■ To do
Would you restate each line of the data below word for word, without its pictures?

■ Materials provided
════════════════

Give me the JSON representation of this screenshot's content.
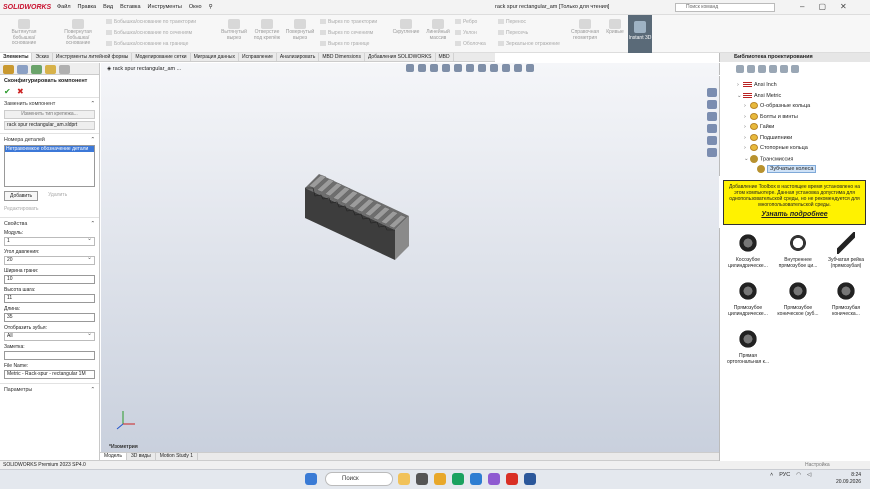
{
  "app": {
    "logo": "SOLIDWORKS",
    "document_title": "rack spur rectangular_am [Только для чтения]",
    "menus": [
      "Файл",
      "Правка",
      "Вид",
      "Вставка",
      "Инструменты",
      "Окно"
    ],
    "command_search_placeholder": "Поиск команд"
  },
  "ribbon": {
    "buttons": [
      {
        "label": "Вытянутая бобышка/основание"
      },
      {
        "label": "Повернутая бобышка/основание"
      },
      {
        "label": "Вытянутый вырез"
      },
      {
        "label": "Отверстие под крепёж"
      },
      {
        "label": "Повернутый вырез"
      },
      {
        "label": "Скругление"
      },
      {
        "label": "Линейный массив"
      },
      {
        "label": "Справочная геометрия"
      },
      {
        "label": "Кривые"
      }
    ],
    "small_items": [
      "Бобышка/основание по траектории",
      "Бобышка/основание по сечениям",
      "Бобышка/основание на границе",
      "Вырез по траектории",
      "Вырез по сечениям",
      "Вырез по границе",
      "Ребро",
      "Уклон",
      "Оболочка",
      "Перенос",
      "Пересечь",
      "Зеркальное отражение"
    ],
    "instant3d": "Instant 3D"
  },
  "command_tabs": [
    "Элементы",
    "Эскиз",
    "Инструменты литейной формы",
    "Моделирование сетки",
    "Миграция данных",
    "Исправление",
    "Анализировать",
    "MBD Dimensions",
    "Добавления SOLIDWORKS",
    "MBD"
  ],
  "left_panel": {
    "title": "Сконфигурировать компонент",
    "replace_section": "Заменить компонент",
    "change_type_button": "Изменить тип крепежа...",
    "current_file": "rack spur rectangular_am.sldprt",
    "part_numbers_section": "Номера деталей",
    "part_numbers_item": "Нетравоемкое обозначение детали",
    "add_button": "Добавить",
    "delete_button": "Удалить",
    "edit_button": "Редактировать",
    "properties_section": "Свойства",
    "module_label": "Модуль:",
    "module_value": "1",
    "pressure_angle_label": "Угол давления:",
    "pressure_angle_value": "20",
    "face_width_label": "Ширина грани:",
    "face_width_value": "10",
    "pitch_height_label": "Высота шага:",
    "pitch_height_value": "11",
    "length_label": "Длина:",
    "length_value": "35",
    "display_teeth_label": "Отобразить зубья:",
    "display_teeth_value": "All",
    "comment_label": "Заметка:",
    "comment_value": "",
    "file_name_label": "File Name:",
    "file_name_value": "Metric - Rack-spur - rectangular 1M",
    "params_section": "Параметры"
  },
  "viewport": {
    "breadcrumb": "rack spur rectangular_am ...",
    "footer_label": "*Изометрия"
  },
  "bottom_tabs": [
    "Модель",
    "3D виды",
    "Motion Study 1"
  ],
  "status_bar": {
    "text": "SOLIDWORKS Premium 2023 SP4.0",
    "right": "Настройка"
  },
  "design_library": {
    "title": "Библиотека проектирования",
    "tree": [
      {
        "label": "Ansi Inch",
        "level": 1,
        "type": "flag",
        "arrow": "›"
      },
      {
        "label": "Ansi Metric",
        "level": 1,
        "type": "flag",
        "arrow": "⌄"
      },
      {
        "label": "О-образные кольца",
        "level": 2,
        "type": "folder",
        "arrow": "›"
      },
      {
        "label": "Болты и винты",
        "level": 2,
        "type": "folder",
        "arrow": "›"
      },
      {
        "label": "Гайки",
        "level": 2,
        "type": "folder",
        "arrow": "›"
      },
      {
        "label": "Подшипники",
        "level": 2,
        "type": "folder",
        "arrow": "›"
      },
      {
        "label": "Стопорные кольца",
        "level": 2,
        "type": "folder",
        "arrow": "›"
      },
      {
        "label": "Трансмиссия",
        "level": 2,
        "type": "gear",
        "arrow": "⌄"
      },
      {
        "label": "Зубчатые колеса",
        "level": 3,
        "type": "gear",
        "arrow": ""
      }
    ],
    "message": "Добавление Toolbox в настоящее время установлено на этом компьютере. Данная установка допустима для однопользовательской среды, но не рекомендуется для многопользовательской среды.",
    "message_link": "Узнать подробнее",
    "items": [
      {
        "label": "Косозубое цилиндрическе...",
        "icon": "gear"
      },
      {
        "label": "Внутреннее прямозубое ци...",
        "icon": "ring"
      },
      {
        "label": "Зубчатая рейка (прямозубая)",
        "icon": "rack"
      },
      {
        "label": "Прямозубое цилиндрическе...",
        "icon": "gear"
      },
      {
        "label": "Прямозубое коническое (зуб...",
        "icon": "gear"
      },
      {
        "label": "Прямозубая коническа...",
        "icon": "gear"
      },
      {
        "label": "Прямая ортогональная к...",
        "icon": "gear"
      }
    ]
  },
  "taskbar": {
    "search": "Поиск",
    "lang": "РУС",
    "time": "8:24",
    "date": "20.09.2026"
  }
}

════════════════

■ Answer for this exercise
Give me the JSON representation of this screenshot's content.
{
  "app": {
    "logo": "SOLIDWORKS",
    "document_title": "rack spur rectangular_am [Только для чтения]",
    "menus": [
      "Файл",
      "Правка",
      "Вид",
      "Вставка",
      "Инструменты",
      "Окно"
    ],
    "command_search_placeholder": "Поиск команд"
  },
  "ribbon": {
    "buttons": [
      {
        "label": "Вытянутая бобышка/основание"
      },
      {
        "label": "Повернутая бобышка/основание"
      },
      {
        "label": "Вытянутый вырез"
      },
      {
        "label": "Отверстие под крепёж"
      },
      {
        "label": "Повернутый вырез"
      },
      {
        "label": "Скругление"
      },
      {
        "label": "Линейный массив"
      },
      {
        "label": "Справочная геометрия"
      },
      {
        "label": "Кривые"
      }
    ],
    "small_items": [
      "Бобышка/основание по траектории",
      "Бобышка/основание по сечениям",
      "Бобышка/основание на границе",
      "Вырез по траектории",
      "Вырез по сечениям",
      "Вырез по границе",
      "Ребро",
      "Уклон",
      "Оболочка",
      "Перенос",
      "Пересечь",
      "Зеркальное отражение"
    ],
    "instant3d": "Instant 3D"
  },
  "command_tabs": [
    "Элементы",
    "Эскиз",
    "Инструменты литейной формы",
    "Моделирование сетки",
    "Миграция данных",
    "Исправление",
    "Анализировать",
    "MBD Dimensions",
    "Добавления SOLIDWORKS",
    "MBD"
  ],
  "left_panel": {
    "title": "Сконфигурировать компонент",
    "replace_section": "Заменить компонент",
    "change_type_button": "Изменить тип крепежа...",
    "current_file": "rack spur rectangular_am.sldprt",
    "part_numbers_section": "Номера деталей",
    "part_numbers_item": "Нетравоемкое обозначение детали",
    "add_button": "Добавить",
    "delete_button": "Удалить",
    "edit_button": "Редактировать",
    "properties_section": "Свойства",
    "module_label": "Модуль:",
    "module_value": "1",
    "pressure_angle_label": "Угол давления:",
    "pressure_angle_value": "20",
    "face_width_label": "Ширина грани:",
    "face_width_value": "10",
    "pitch_height_label": "Высота шага:",
    "pitch_height_value": "11",
    "length_label": "Длина:",
    "length_value": "35",
    "display_teeth_label": "Отобразить зубья:",
    "display_teeth_value": "All",
    "comment_label": "Заметка:",
    "comment_value": "",
    "file_name_label": "File Name:",
    "file_name_value": "Metric - Rack-spur - rectangular 1M",
    "params_section": "Параметры"
  },
  "viewport": {
    "breadcrumb": "rack spur rectangular_am ...",
    "footer_label": "*Изометрия"
  },
  "bottom_tabs": [
    "Модель",
    "3D виды",
    "Motion Study 1"
  ],
  "status_bar": {
    "text": "SOLIDWORKS Premium 2023 SP4.0",
    "right": "Настройка"
  },
  "design_library": {
    "title": "Библиотека проектирования",
    "tree": [
      {
        "label": "Ansi Inch",
        "level": 1,
        "type": "flag",
        "arrow": "›"
      },
      {
        "label": "Ansi Metric",
        "level": 1,
        "type": "flag",
        "arrow": "⌄"
      },
      {
        "label": "О-образные кольца",
        "level": 2,
        "type": "folder",
        "arrow": "›"
      },
      {
        "label": "Болты и винты",
        "level": 2,
        "type": "folder",
        "arrow": "›"
      },
      {
        "label": "Гайки",
        "level": 2,
        "type": "folder",
        "arrow": "›"
      },
      {
        "label": "Подшипники",
        "level": 2,
        "type": "folder",
        "arrow": "›"
      },
      {
        "label": "Стопорные кольца",
        "level": 2,
        "type": "folder",
        "arrow": "›"
      },
      {
        "label": "Трансмиссия",
        "level": 2,
        "type": "gear",
        "arrow": "⌄"
      },
      {
        "label": "Зубчатые колеса",
        "level": 3,
        "type": "gear",
        "arrow": ""
      }
    ],
    "message": "Добавление Toolbox в настоящее время установлено на этом компьютере. Данная установка допустима для однопользовательской среды, но не рекомендуется для многопользовательской среды.",
    "message_link": "Узнать подробнее",
    "items": [
      {
        "label": "Косозубое цилиндрическе...",
        "icon": "gear"
      },
      {
        "label": "Внутреннее прямозубое ци...",
        "icon": "ring"
      },
      {
        "label": "Зубчатая рейка (прямозубая)",
        "icon": "rack"
      },
      {
        "label": "Прямозубое цилиндрическе...",
        "icon": "gear"
      },
      {
        "label": "Прямозубое коническое (зуб...",
        "icon": "gear"
      },
      {
        "label": "Прямозубая коническа...",
        "icon": "gear"
      },
      {
        "label": "Прямая ортогональная к...",
        "icon": "gear"
      }
    ]
  },
  "taskbar": {
    "search": "Поиск",
    "lang": "РУС",
    "time": "8:24",
    "date": "20.09.2026"
  }
}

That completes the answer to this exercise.